This is obviously a considerable indictment on Eli, but it also does not speak so well of the guys that were supposed to fill Amani’s shoes: Tim Carter, David Tyree, and to a lesser extent, Sinorice Moss. After Amani got hurt, I declared it something of a blessing in disguise because it potentially gave us the opportunity to incorporate some speedy playmakers into our offense. How wrong I was. Like Ernie Accorsi, I was seduced by Tim Carter’s speed and I was unreasonably optimistic about this coaching staff’s resourcefulness to incorporate Sinorice Moss’ into the offense.

–It’s been written about ad nauseum, but our best chance of winning the game is to rely on a steady dose of Tiki. The thing we do best on offense is run; the thing the Eagles do worst on defense is stop the run (Though their run defense isn’t bad – their -4.2% DVOA actually means that they’re above average). A reason for optimism is the difficulty the Eagles had in the mid-to-late season at in stopping the run: In three out of six games spanning Week 8 and Week 14, they allowed over 200 yards three times and 183 yards another time.

–Contrary to the popular belief that the Eagles stumbled throughout the season and came alive during the last few weeks, they’ve actually been one of the most consistent teams in the NFL. In the beginning of the season, they were playing some of the best football in the league, but because of freakish losses to Tampa Bay and yes, the G-Men, their record didn’t reflect how good they actually were.

And after a two-game hiccup in the immediate aftermath of the McNabb injury – the ass-whoopings at the hands of the Titans and Colts – Philly has pretty much been playing the same quality ball as they were at the beginning of the year, albeit with different results. Think on this: Philly has posted a positive DVOA in fourteen out of their sixteen games this year.

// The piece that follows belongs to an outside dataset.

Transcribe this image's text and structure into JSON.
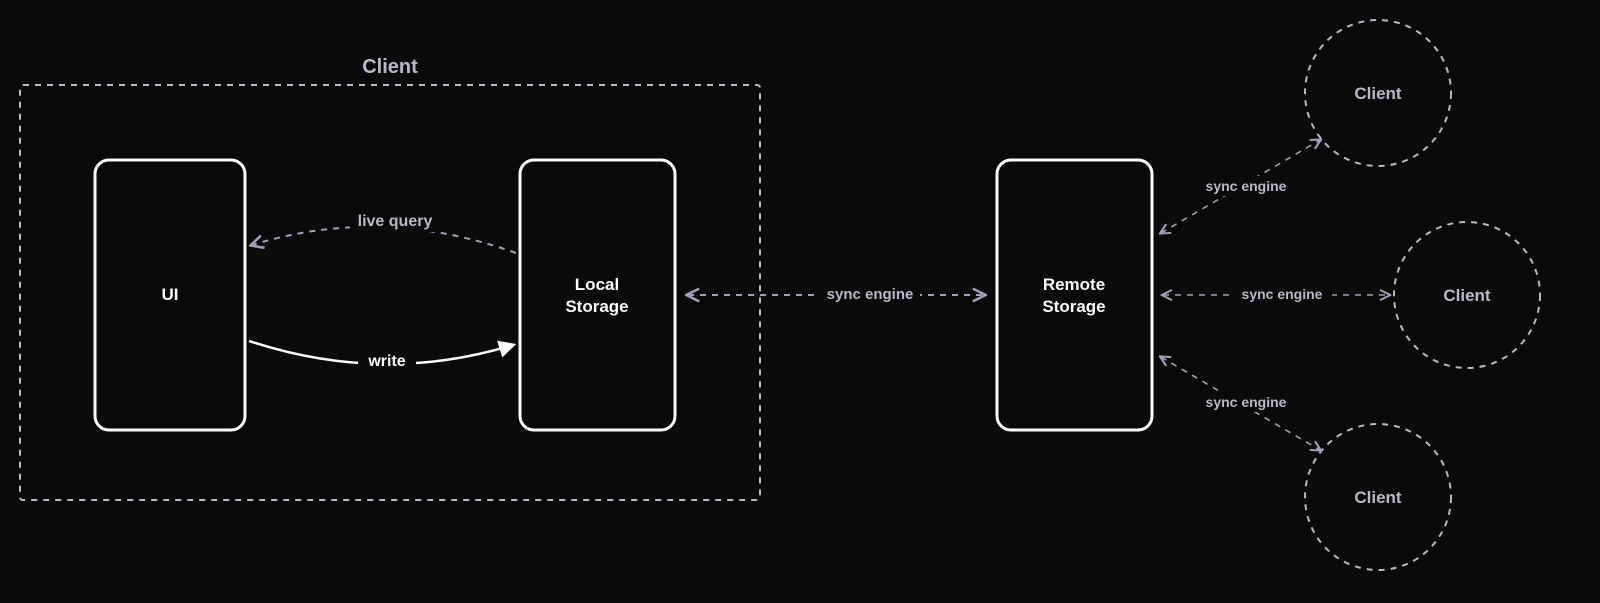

–Throughout the Andy Reid era, Philly’s offense has been famously predicated on the short pass. But this year, according to Michael David Smith, Reid has adjusted to his personnel at wide receiver – the speedy trio of Reggie Brown, Donte’ Stallworth, and Hank Baskett – and stretched the field more than he ever.

Smith gives him a lot of props on his flexibility, and contrasts this improvisational ability to Colonel Tom’s rigidity:

“If a willingness to change defines the way Reid ran the Eagles this season, his counterpart in Sunday’s game, New York Giants coach Tom Coughlin, couldn’t be more different. Coughlin is infamously set in his ways, and his Giants looked paralyzed by an inability to cope with adversity down the stretch this season.”

–Either way, the Eagles new-found affinity for the deep ball spells trouble for the G-Men, who have been getting killed on deep balls all year. According to FootballOutsiders’ game charting project, Kevin Dockery and Will Demps are both among the top (or bottom — like, the point is they’re bad) ten in the NFL in allowing yards on plays on which the man in coverage. I’m skeptical of this charting project because I don’t know how it accounts for defensive schemes, but this stat is certainly something to think about.

We can all agree that the Giants safeties are bad in pass coverage (although, in Will Demps’ defense, he has looked much, much better in recent weeks), and this is reflected in the fact that we rank 31st in the league on passes intended for tight ends. LJ Smith put up a huge game the first time we saw the Eagles and burnt us on a key play the last time we saw the Eagles, so we gotta be watching out for him.

III.

Just some notes on injuries/personnel:

–Shockey practiced fully yesterday, and will almost definitely play. It’s anybody’s guess, however, how many plays he gets or how effective he will be.

–Rich Seubert is back practicing and will start at left guard, where Grey Ruegamer played last week. Dave Diehl will slide over to left tackle to replace the doghoused Bob Whitfield. Whitfield got some burn at left tackle last week – I can’t find it right now, but I remember reading that it was because someone (either Ruegamer or Diehl) sustained a minor injury. So Whitfield’s still banished, in case you were wondering.

–Corey Webster was placed on injured reserve. What a disappointing year for Webster. We needed him to step up this year, and he didn’t. Now we’re still gonna be counting on him to step up next year.